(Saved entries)
>>>>>

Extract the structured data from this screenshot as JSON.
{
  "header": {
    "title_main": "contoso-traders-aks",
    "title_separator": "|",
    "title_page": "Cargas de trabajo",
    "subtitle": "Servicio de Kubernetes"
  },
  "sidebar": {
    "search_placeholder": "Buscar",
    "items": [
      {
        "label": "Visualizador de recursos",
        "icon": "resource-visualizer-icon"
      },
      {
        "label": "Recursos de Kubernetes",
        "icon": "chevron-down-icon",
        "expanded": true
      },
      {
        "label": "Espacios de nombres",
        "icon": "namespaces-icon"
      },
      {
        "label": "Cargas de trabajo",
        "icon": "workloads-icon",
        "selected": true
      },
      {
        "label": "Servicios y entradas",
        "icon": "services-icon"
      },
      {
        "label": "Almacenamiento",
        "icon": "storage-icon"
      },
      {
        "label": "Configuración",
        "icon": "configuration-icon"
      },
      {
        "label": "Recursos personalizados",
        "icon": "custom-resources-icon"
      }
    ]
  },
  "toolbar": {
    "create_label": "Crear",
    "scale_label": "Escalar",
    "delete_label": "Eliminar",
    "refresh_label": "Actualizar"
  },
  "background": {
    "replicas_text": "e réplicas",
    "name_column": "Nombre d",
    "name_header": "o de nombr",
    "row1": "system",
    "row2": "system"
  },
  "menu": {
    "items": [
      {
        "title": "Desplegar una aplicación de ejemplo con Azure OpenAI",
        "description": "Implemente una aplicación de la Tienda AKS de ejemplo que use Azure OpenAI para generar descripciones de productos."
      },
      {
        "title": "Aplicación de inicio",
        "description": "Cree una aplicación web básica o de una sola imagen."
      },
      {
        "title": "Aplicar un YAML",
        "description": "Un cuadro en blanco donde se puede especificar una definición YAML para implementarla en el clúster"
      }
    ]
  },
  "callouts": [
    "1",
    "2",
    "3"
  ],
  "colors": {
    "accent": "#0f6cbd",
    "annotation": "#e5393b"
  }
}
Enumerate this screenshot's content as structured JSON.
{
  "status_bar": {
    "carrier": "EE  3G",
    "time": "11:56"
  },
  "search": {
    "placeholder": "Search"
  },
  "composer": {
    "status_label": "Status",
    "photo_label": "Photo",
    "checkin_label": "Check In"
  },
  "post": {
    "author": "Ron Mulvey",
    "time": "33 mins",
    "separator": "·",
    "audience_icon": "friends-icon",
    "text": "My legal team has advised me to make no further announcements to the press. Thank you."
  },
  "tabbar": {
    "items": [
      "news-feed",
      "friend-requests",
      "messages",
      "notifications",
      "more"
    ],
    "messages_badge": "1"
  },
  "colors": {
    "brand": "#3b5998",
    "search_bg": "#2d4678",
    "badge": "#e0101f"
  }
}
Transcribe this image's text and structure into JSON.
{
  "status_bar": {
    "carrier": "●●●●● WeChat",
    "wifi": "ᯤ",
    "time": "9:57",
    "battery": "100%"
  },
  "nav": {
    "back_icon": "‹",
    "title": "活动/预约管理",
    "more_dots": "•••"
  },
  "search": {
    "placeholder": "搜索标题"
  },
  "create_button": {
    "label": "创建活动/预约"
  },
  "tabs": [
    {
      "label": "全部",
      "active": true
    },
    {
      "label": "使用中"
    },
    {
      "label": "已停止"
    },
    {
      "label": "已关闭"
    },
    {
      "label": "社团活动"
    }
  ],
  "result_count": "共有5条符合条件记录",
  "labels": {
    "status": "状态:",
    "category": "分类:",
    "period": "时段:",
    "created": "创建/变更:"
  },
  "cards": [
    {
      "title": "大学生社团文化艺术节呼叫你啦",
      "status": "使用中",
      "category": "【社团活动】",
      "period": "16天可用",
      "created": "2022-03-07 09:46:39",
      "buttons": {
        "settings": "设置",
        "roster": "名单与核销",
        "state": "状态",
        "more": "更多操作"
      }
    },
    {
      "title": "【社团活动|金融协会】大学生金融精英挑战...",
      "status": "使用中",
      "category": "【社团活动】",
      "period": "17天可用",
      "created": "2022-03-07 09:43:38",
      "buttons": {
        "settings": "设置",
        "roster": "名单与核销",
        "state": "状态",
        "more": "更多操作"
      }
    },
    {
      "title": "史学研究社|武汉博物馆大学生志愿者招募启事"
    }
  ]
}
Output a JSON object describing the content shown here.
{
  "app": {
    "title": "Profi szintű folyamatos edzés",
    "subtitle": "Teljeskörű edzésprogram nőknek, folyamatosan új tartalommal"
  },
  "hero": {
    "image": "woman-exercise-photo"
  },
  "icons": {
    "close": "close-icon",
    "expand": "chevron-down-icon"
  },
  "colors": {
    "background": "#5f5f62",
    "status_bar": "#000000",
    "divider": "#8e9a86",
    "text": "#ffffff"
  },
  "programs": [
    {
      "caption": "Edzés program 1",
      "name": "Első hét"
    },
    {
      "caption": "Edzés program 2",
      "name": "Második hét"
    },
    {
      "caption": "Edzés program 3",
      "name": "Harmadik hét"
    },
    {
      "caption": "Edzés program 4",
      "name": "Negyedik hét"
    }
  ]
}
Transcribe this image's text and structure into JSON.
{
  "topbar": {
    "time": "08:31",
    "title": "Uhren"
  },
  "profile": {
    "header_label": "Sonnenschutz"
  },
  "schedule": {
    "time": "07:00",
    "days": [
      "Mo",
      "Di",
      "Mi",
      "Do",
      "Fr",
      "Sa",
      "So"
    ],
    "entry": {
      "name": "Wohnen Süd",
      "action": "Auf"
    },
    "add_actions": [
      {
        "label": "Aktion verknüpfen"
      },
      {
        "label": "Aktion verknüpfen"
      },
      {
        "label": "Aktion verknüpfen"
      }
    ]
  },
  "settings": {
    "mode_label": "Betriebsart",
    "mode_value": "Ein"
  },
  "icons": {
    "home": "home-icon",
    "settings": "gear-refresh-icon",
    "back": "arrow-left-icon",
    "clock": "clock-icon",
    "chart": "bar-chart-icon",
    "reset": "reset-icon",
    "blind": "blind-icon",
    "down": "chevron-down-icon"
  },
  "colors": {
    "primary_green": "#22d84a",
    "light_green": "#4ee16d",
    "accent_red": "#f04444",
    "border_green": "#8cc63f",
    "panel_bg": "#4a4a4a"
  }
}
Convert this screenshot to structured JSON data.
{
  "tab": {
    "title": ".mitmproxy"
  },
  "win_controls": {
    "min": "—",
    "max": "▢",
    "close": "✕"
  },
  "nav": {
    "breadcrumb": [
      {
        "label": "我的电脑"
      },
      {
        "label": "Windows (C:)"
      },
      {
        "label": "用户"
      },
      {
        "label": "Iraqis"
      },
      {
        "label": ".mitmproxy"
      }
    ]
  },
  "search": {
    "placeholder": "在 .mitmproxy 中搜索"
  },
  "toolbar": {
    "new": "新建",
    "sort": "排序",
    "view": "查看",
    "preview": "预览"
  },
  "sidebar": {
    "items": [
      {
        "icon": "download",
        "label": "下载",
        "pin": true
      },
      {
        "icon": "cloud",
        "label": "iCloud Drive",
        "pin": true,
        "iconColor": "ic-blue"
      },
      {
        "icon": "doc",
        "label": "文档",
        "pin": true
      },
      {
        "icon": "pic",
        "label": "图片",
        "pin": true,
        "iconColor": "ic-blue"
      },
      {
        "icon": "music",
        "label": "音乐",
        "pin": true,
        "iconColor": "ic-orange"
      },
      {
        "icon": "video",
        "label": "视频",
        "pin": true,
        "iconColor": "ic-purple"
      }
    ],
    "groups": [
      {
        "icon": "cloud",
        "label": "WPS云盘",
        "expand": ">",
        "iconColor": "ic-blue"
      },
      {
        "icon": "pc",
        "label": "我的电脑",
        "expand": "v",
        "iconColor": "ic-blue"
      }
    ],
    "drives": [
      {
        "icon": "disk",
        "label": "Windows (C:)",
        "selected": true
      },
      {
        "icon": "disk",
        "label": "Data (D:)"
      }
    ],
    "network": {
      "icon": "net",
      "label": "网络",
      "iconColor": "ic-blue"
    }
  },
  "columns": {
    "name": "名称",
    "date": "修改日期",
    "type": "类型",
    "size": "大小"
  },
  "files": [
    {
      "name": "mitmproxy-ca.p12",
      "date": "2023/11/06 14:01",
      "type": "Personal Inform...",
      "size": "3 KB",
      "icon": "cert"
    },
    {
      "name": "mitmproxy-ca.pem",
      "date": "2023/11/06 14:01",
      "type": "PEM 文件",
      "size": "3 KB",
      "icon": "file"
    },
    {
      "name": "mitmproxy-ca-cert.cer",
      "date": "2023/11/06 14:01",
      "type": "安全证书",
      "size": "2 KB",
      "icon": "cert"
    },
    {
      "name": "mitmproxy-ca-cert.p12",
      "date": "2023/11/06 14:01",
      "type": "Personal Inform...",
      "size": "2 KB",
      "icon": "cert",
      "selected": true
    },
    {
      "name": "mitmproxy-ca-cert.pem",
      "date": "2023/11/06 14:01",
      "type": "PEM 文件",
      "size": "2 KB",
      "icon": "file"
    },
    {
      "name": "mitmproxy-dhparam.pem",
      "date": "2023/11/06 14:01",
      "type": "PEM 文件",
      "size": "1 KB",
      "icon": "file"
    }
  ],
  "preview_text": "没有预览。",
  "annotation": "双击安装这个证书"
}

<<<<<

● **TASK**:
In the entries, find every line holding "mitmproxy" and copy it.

● **ANSWER TO THIS PROBLEM**:
    "title": ".mitmproxy"
        "label": ".mitmproxy"
    "placeholder": "在 .mitmproxy 中搜索"
      "name": "mitmproxy-ca.p12",
      "name": "mitmproxy-ca.pem",
      "name": "mitmproxy-ca-cert.cer",
      "name": "mitmproxy-ca-cert.p12",
      "name": "mitmproxy-ca-cert.pem",
      "name": "mitmproxy-dhparam.pem",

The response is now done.